Commenting on the opportunities the research outlines and the likely actions to follow, Brett told StudyTravel Magazine, “The report highlights an untapped opportunity in English-only students from China with volumes that could yield incredible results. However, the report also highlights that there is no single solution that will magically allow us to capture this opportunity.
“In the short term, it’s unlikely that we will see the significant level of investment that is needed to stimulate an immediate response. However, the report highlights numerous niche opportunities that could be targeted by individual institutions or through consortia models.”
He added that he hoped for increased government collaboration on the back of the findings. “From teacher training to an awareness campaign, there are several paths that could succeed but they need a coordinated and targeted approach that is a true collaboration between government and industry. We would love to see investment kick-start some pilot programmes as suggested by the report, but we would first like to see government work with industry to develop a clear strategy on China.”
Asked if Australia was at a competitive advantage to tap into any growth in China’s overseas ELT demand, Brett said, “No single country has the leading edge in China’s English-only market. We’re yet to see an international model make significant inroads into this market. That said, there’s no reason why this couldn’t be Australia.”
In the report, consumer preferences for the USA and the UK were highlighted in some factors of study abroad choice while Australia was the favoured destination in others, and the authors noted that the UK’s ELT sector has also been active in promoting itself in China.
“Our success in delivering English-only programmes within this region certainly puts us in a strong position to achieve this,” said Brett. “If we look at other significant markets in North Asia like Korea, Taiwan and Japan, we have been very successful. In fact, ELICOS-only student visa holders from these countries typically outnumber higher education student visa holders in Australia according to 2018’s Department of Education and Training data.
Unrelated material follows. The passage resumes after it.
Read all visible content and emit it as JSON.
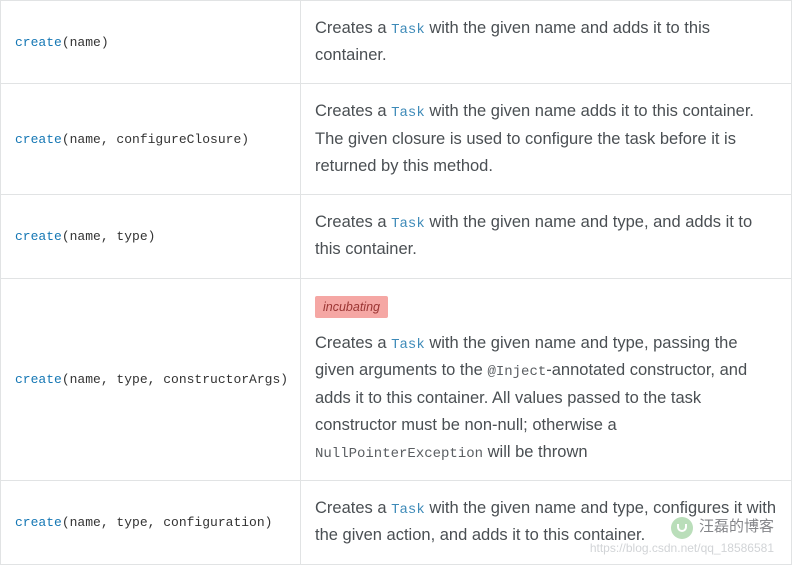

“Obviously, all of these countries have their own unique circumstances but given our success in this region, why not in China? One of the reasons for the report was to investigate why China has been challenging in recruitment compared with other North Asian markets. The better we understand the market, then the greater the opportunity for us to succeed in it.”
The full report is available on the English Australia website.

Continue reading

Back to top